How bad is the parts crunch? Taiwan Semiconductor (TSM) last week said that it will ramp capacity for microcontrollers used in auto production. But as Wireless Fund portfolio manager Paul Meeks notes, the news triggered a sharp selloff in both Microchip Technology (MCHP) and NXP Semiconductor (NXPI). “In some cases, boosting supply is a bad thing, particularly if their stocks had been beneficiaries—because higher prices had trumped fewer units shipped—of Covid-related supply chain clogs,” Meeks says. David Readerman, portfolio manager of Endurance Capital, thinks Texas Instruments ’ (TXN) earnings report on Wednesday should provide important clues about demand from industrial, automotive, electronics, and communications-equipment markets.

Will IT spending spike? Corporate data-center spending sagged in 2020, as companies shut down, pinched pennies, and shifted their focus to the cloud. But Gartner sees IT spending up 8.6% this year, versus last year’s 0.9%, as the economy reopens and workers return to offices. That should be great for hardware companies like Dell, Cisco Systems (CSCO), and Hewlett Packard Enterprise (HPE); disk-drive makers Seagate Technology (STX) and Western Digital (WDC); and enterprise-software players such as SAP (SAP) and Oracle (ORCL). IBM’s (IBM) results Monday will be an early read on how the enterprise trend is playing out.

Ready to hit the road? There are signs that more Americans are leaving the house for both work and pleasure, which is good news across online travel. Evercore ISI analyst Mark Mahaney is bullish on Uber Technologies (UBER), and he thinks run-rate bookings in the company’s mobility, or ride-sharing, business could beat Wall Street’s forecast. He says recent data on airline passengers from the Transportation Security Administration “suggest a material recovery” is under way. (Mahaney is keen on Lyft [LYFT], too.)
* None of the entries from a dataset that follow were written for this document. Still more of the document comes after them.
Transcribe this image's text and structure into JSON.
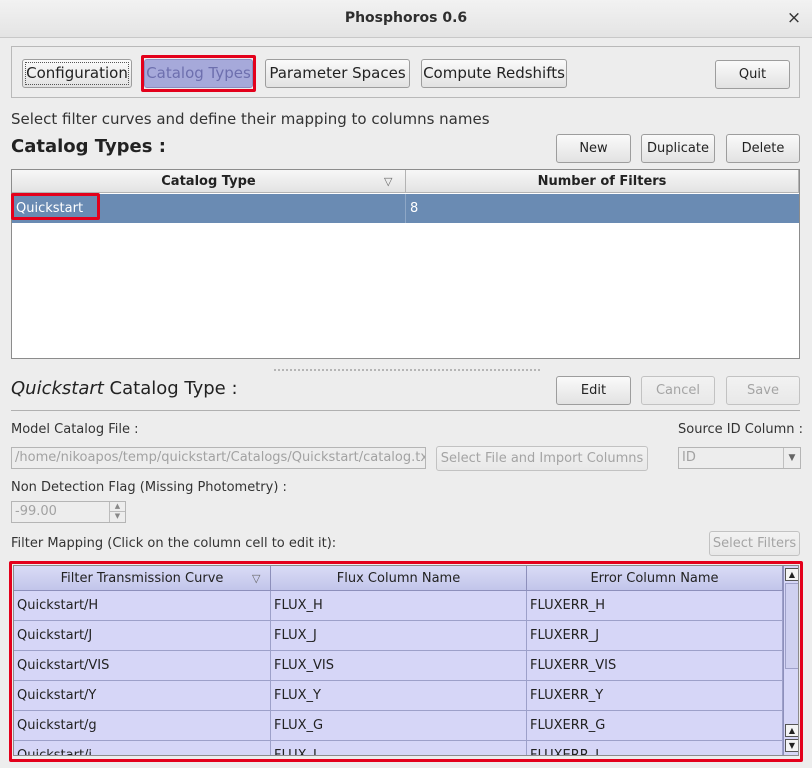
{
  "window": {
    "title": "Phosphoros 0.6",
    "close_glyph": "×"
  },
  "nav": {
    "configuration": "Configuration",
    "catalog_types": "Catalog Types",
    "parameter_spaces": "Parameter Spaces",
    "compute_redshifts": "Compute Redshifts",
    "quit": "Quit"
  },
  "catalog_section": {
    "description": "Select filter curves and define their mapping to columns names",
    "title": "Catalog Types :",
    "new": "New",
    "duplicate": "Duplicate",
    "delete": "Delete",
    "columns": [
      "Catalog Type",
      "Number of Filters"
    ],
    "rows": [
      {
        "catalog_type": "Quickstart",
        "num_filters": "8"
      }
    ]
  },
  "detail": {
    "title_italic": "Quickstart",
    "title_rest": " Catalog Type :",
    "edit": "Edit",
    "cancel": "Cancel",
    "save": "Save",
    "model_catalog_label": "Model Catalog File :",
    "model_catalog_value": "/home/nikoapos/temp/quickstart/Catalogs/Quickstart/catalog.txt",
    "select_file": "Select File and Import Columns",
    "source_id_label": "Source ID Column :",
    "source_id_value": "ID",
    "non_detection_label": "Non Detection Flag (Missing Photometry) :",
    "non_detection_value": "-99.00",
    "filter_mapping_label": "Filter Mapping (Click on the column cell to edit it):",
    "select_filters": "Select Filters"
  },
  "filter_table": {
    "columns": [
      "Filter Transmission Curve",
      "Flux Column Name",
      "Error Column Name"
    ],
    "rows": [
      {
        "curve": "Quickstart/H",
        "flux": "FLUX_H",
        "error": "FLUXERR_H"
      },
      {
        "curve": "Quickstart/J",
        "flux": "FLUX_J",
        "error": "FLUXERR_J"
      },
      {
        "curve": "Quickstart/VIS",
        "flux": "FLUX_VIS",
        "error": "FLUXERR_VIS"
      },
      {
        "curve": "Quickstart/Y",
        "flux": "FLUX_Y",
        "error": "FLUXERR_Y"
      },
      {
        "curve": "Quickstart/g",
        "flux": "FLUX_G",
        "error": "FLUXERR_G"
      },
      {
        "curve": "Quickstart/i",
        "flux": "FLUX_I",
        "error": "FLUXERR_I"
      }
    ]
  },
  "colors": {
    "highlight_border": "#e3001b",
    "selected_row": "#6a8bb3",
    "mapping_background": "#d6d6f7"
  }
}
Can anything slow the megacaps? I’m betting all five of the tech megacaps—Apple, Microsoft (MSFT), Alphabet (GOOGL), (AMZN), and Facebook (FB)—beat estimates. Together they are worth $9.1 trillion. Evercore’s Mahaney thinks Amazon is “the strongest fundamental asset in ’Net Land, trading in line with its pre-Covid valuation despite a strengthened outlook.” He’s also bullish on Facebook, based on a continued recovery in internet advertising. The same factor should boost Alphabet. Wedbush analyst Dan Ives likes Apple best because he sees pent-up demand for iPhones. As for Microsoft, all the trends—gaming, PCs, cloud, enterprise spending—are working in its favor.

Write to Eric J. Savitz at [email protected]